Ramachandra Guha, Jairam Ramesh Tweet Letters as Jaishankar Says Nehru Didn't Want Patel in Cabinet


New Delhi: External Affairs Minister S Jaishankar triggered a Twitter storm on Thursday with a statement that he learnt from VP Menon's autobiography that the first Prime Minister of India Jawaharlal Nehru did not want Vallabhbhai Patel in his Cabinet in 1947.

Congress leader Jairam Ramesh and noted historian Ramachandra Guha took umbrage at the claim and tweeted out screenshots of letters by Nehru written in 1947, in which Patel was on top of the new Cabinet list and was also referred to as “the strongest pillar of the Cabinet.”

Jaishankar, in a tweet had stated, “Learnt from the book that Nehru did not want Patel in the Cabinet in 1947 and omitted him from the initial Cabinet list. Clearly, a subject for much debate. Noted that the author stood her ground on this revelation.”

Jaishankar was referring to a new book by historian and analyst Narayani Basu, ‘V.P. Menon: The Unsung Architect of Modern India’. The external affairs minister was invited for the launch of this book.

Basu is the great-granddaughter of VP Menon, a British-era civil servant, who was political reforms commissioner to multiple viceroys. Menon played a key role in overseeing the Partition and integration of princely states into the Indian Union and worked closely with Patel in the period after independence.

The book claims Nehru did not include the name of Patel in the list he submitted for independent India's first cabinet to viceroy Lord Louis Mountbatten. Narayani Basu writes V.P. Menon went to Mountbatten and warned "you will start a war of succession. Congress will split in two...". The book claims Sardar Patel's name was included in the name of ministers after Mountbatten met Mahatma Gandhi.

The first to take on Jasihankar’s post was Guha, who termed the claim a “myth.”

“This is a myth that has been comprehensively demolished by Professor Srinath Raghavan in The Print. Besides, promoting fake news about, and false rivalries between, the builders of modern India is not the job of the Foreign Minister. He should leave this to the BJP’s IT Cell,” he tweeted.

In response to this tweet by Guha, the External Affairs Minister said, "Some Foreign Ministers do read books. May be a good habit for some Professors too. In that case, strongly recommend the one I released yesterday.”

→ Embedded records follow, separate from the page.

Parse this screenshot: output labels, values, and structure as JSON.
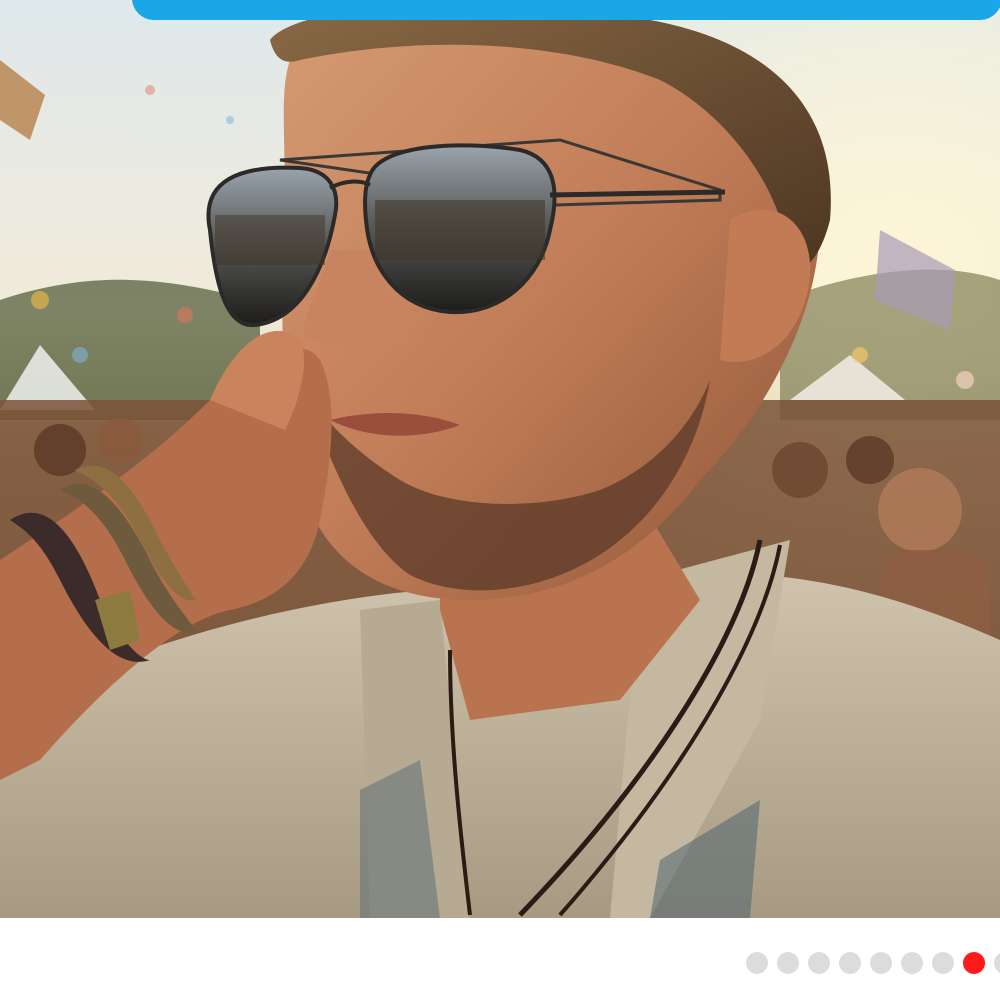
{
  "carousel": {
    "total_visible_dots": 9,
    "active_index": 7,
    "active_color": "#ff1a1a",
    "inactive_color": "#dcdcdc"
  },
  "banner": {
    "color": "#1aa7e8"
  },
  "photo": {
    "subject_icon": "festival-portrait-image"
  }
}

Guha, in response, then uploaded the picture of a letter by Nehru on August 1, 1947, inviting Patel to be part of the Cabinet where he addresses him as “the strongest pillar of the Cabinet.”

Patel was India’s first Home Minister.

Guha again took a dig at Jaishankar stating, “Sir, since you have a PhD from JNU you must surely have read more books than me. Among them must have been the published correspondence of Nehru and Patel which documents how Nehru wanted Patel as the “strongest pillar” of his first Cabinet. Do consult those books again.”

Getting into the debate, Congress leader Jairam Ramesh also tweeted a series of letters written between July 19, 1947 and August 14, 1947 by Nehru, in each of which Patel was “right on top of new cabinet list.”

Several BJP leaders have made the claim the country would have taken a different path if Sardar Patel was the first prime minister. In February 2018, Prime Minister Narendra Modi told the Lok Sabha, “Had Sardar Vallabhbhai Patel been the first prime minister, a part of Kashmir would not have been under control of Pakistan.”

The critics of Nehru and his successors in the Nehru-Gandhi family allege that Sardar Patel's legacy had been ignored by successive Congress governments.